Among the lines below, some may contain the string "image". Say how many do, and give nothing besides the number.

■ PROVIDED RECORDS ■
======

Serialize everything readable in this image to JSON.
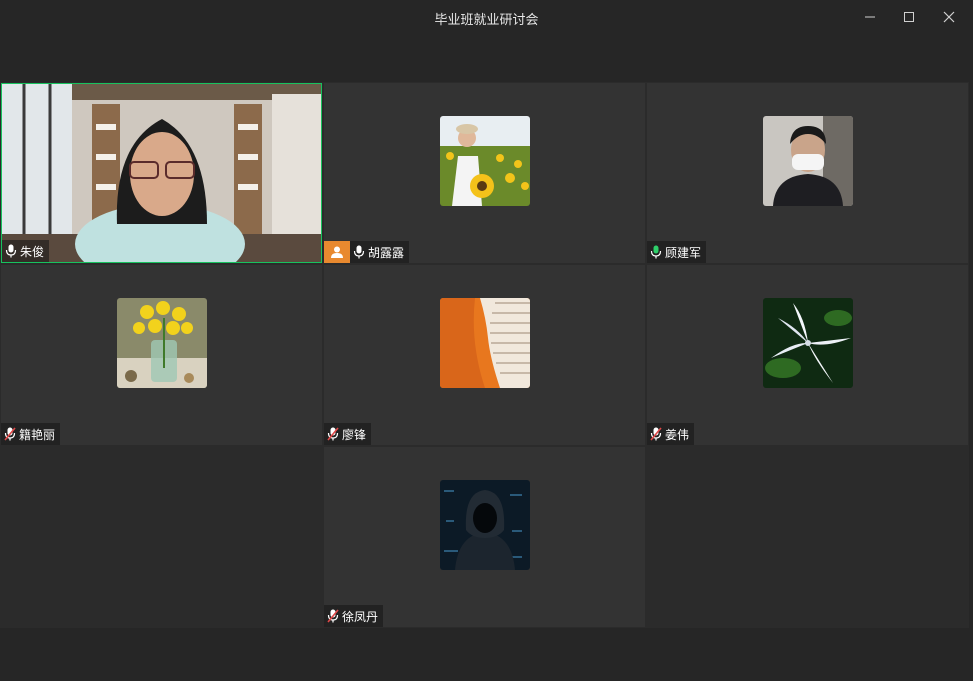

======

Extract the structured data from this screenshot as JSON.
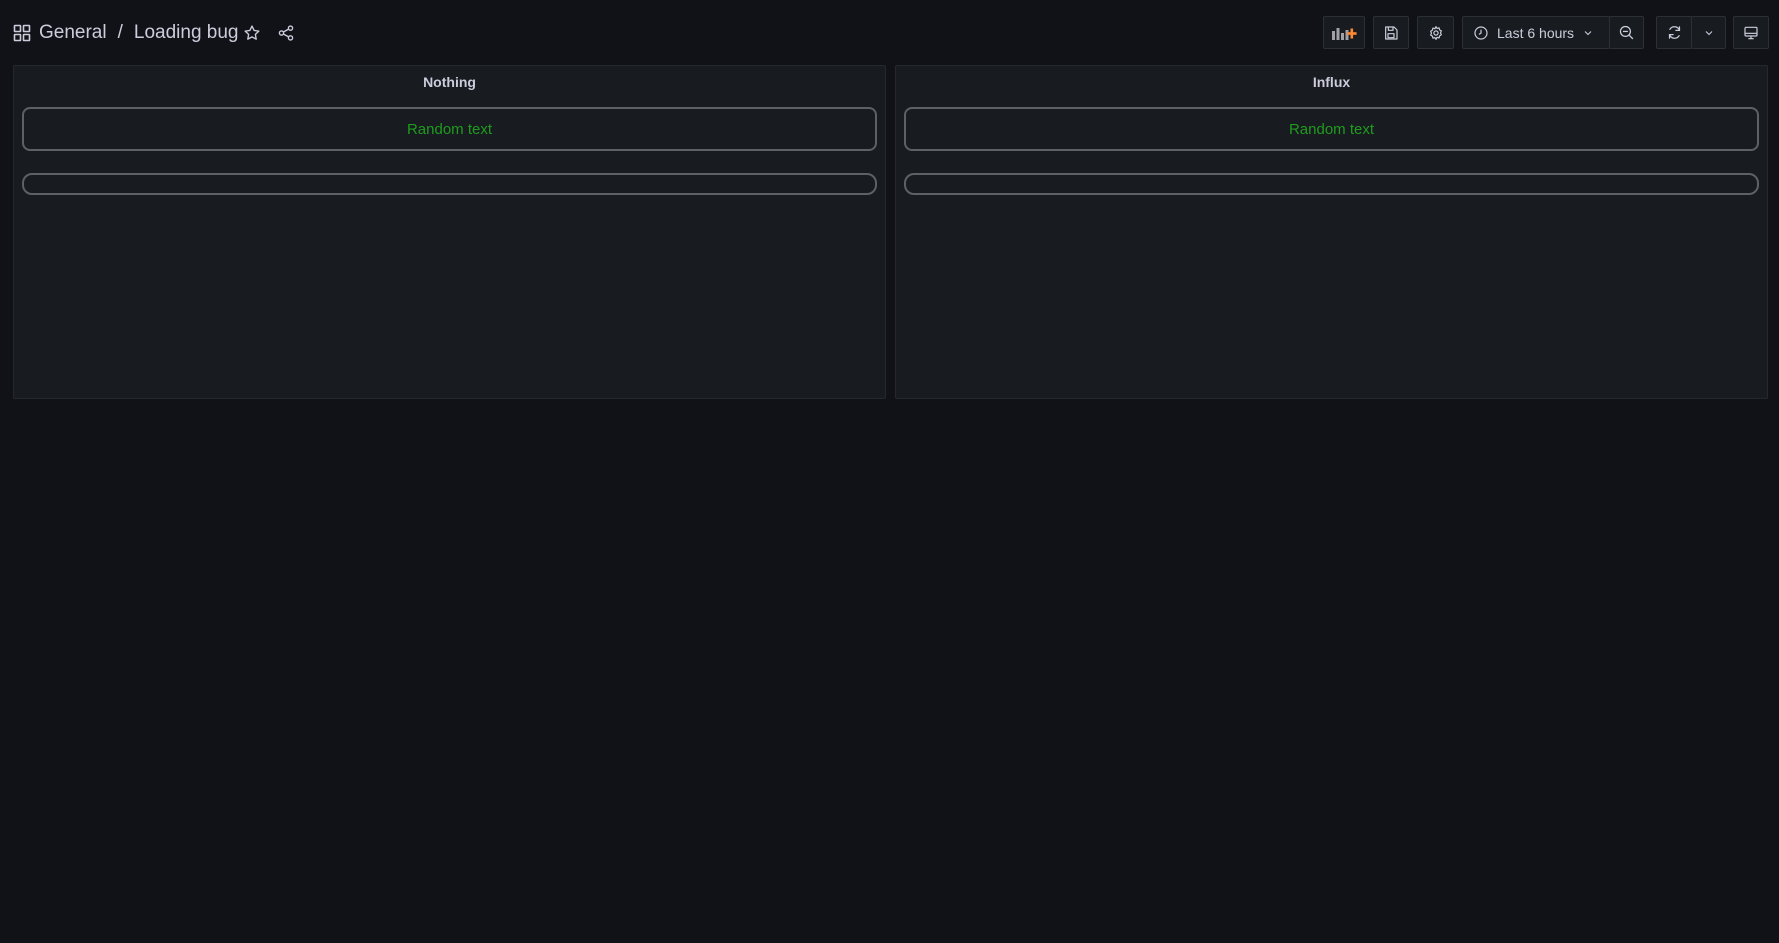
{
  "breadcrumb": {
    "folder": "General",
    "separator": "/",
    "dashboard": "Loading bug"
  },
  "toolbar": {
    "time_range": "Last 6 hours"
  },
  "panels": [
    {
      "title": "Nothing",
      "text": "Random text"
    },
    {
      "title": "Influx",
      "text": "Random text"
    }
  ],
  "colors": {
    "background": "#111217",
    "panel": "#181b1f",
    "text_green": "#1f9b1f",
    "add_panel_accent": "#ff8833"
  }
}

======

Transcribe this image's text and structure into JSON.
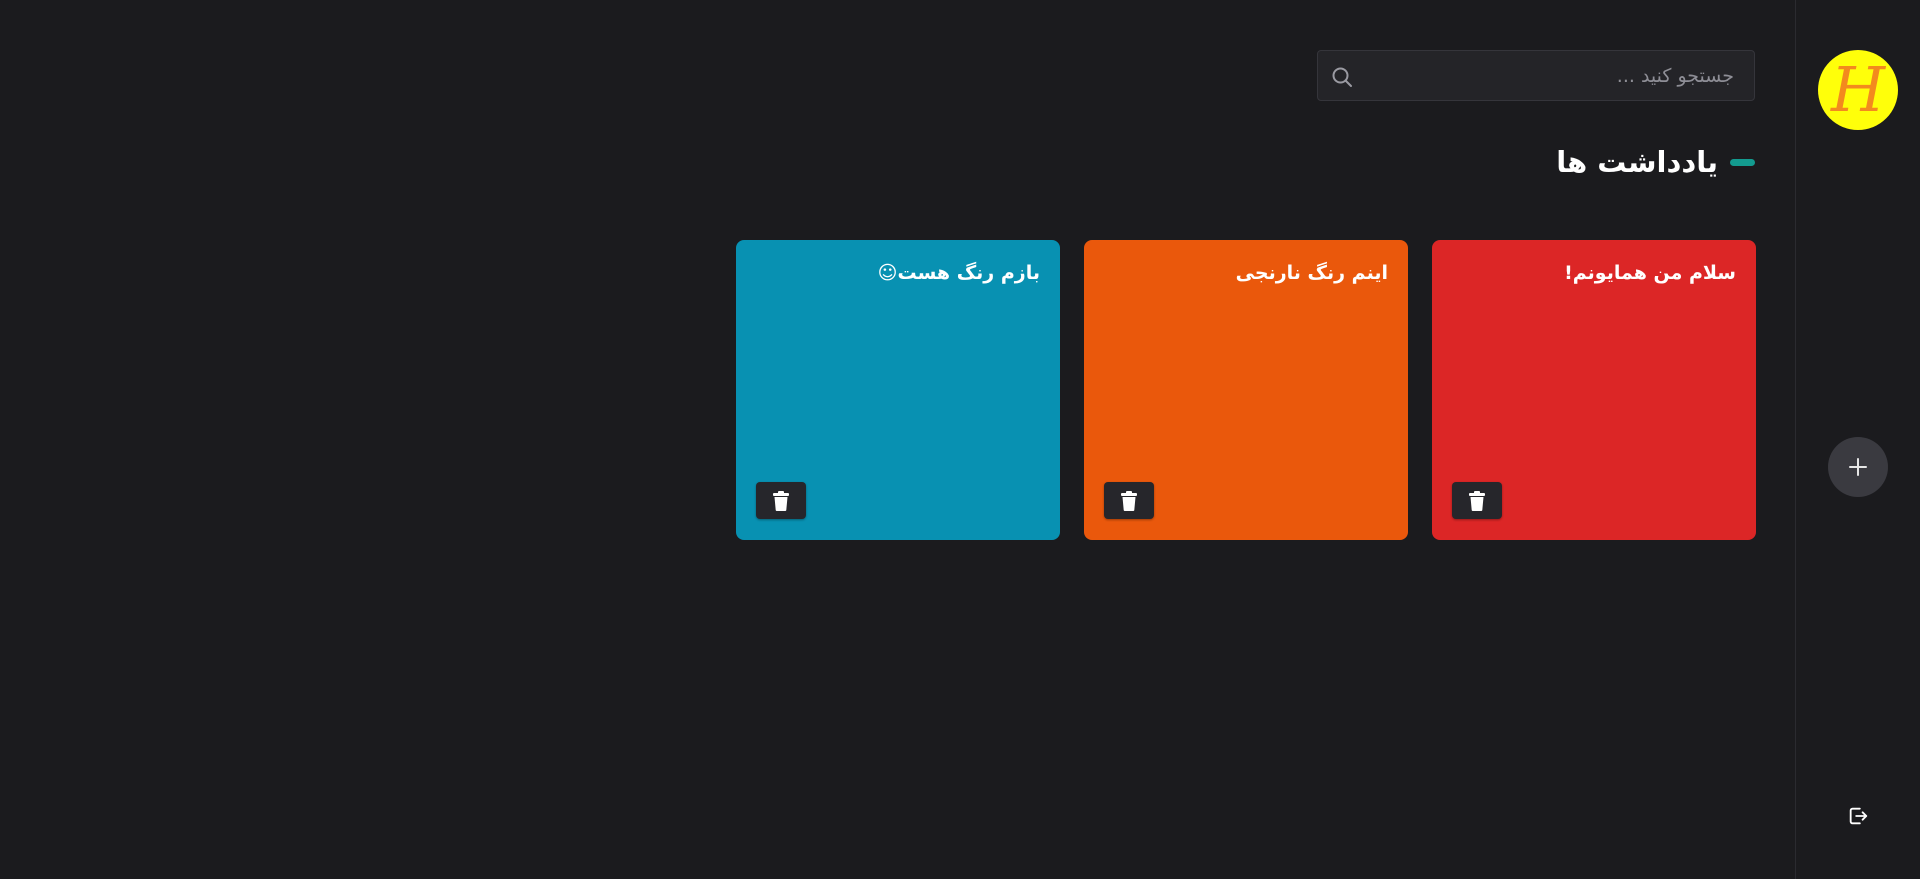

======

■ TASK SOLUTION ■
2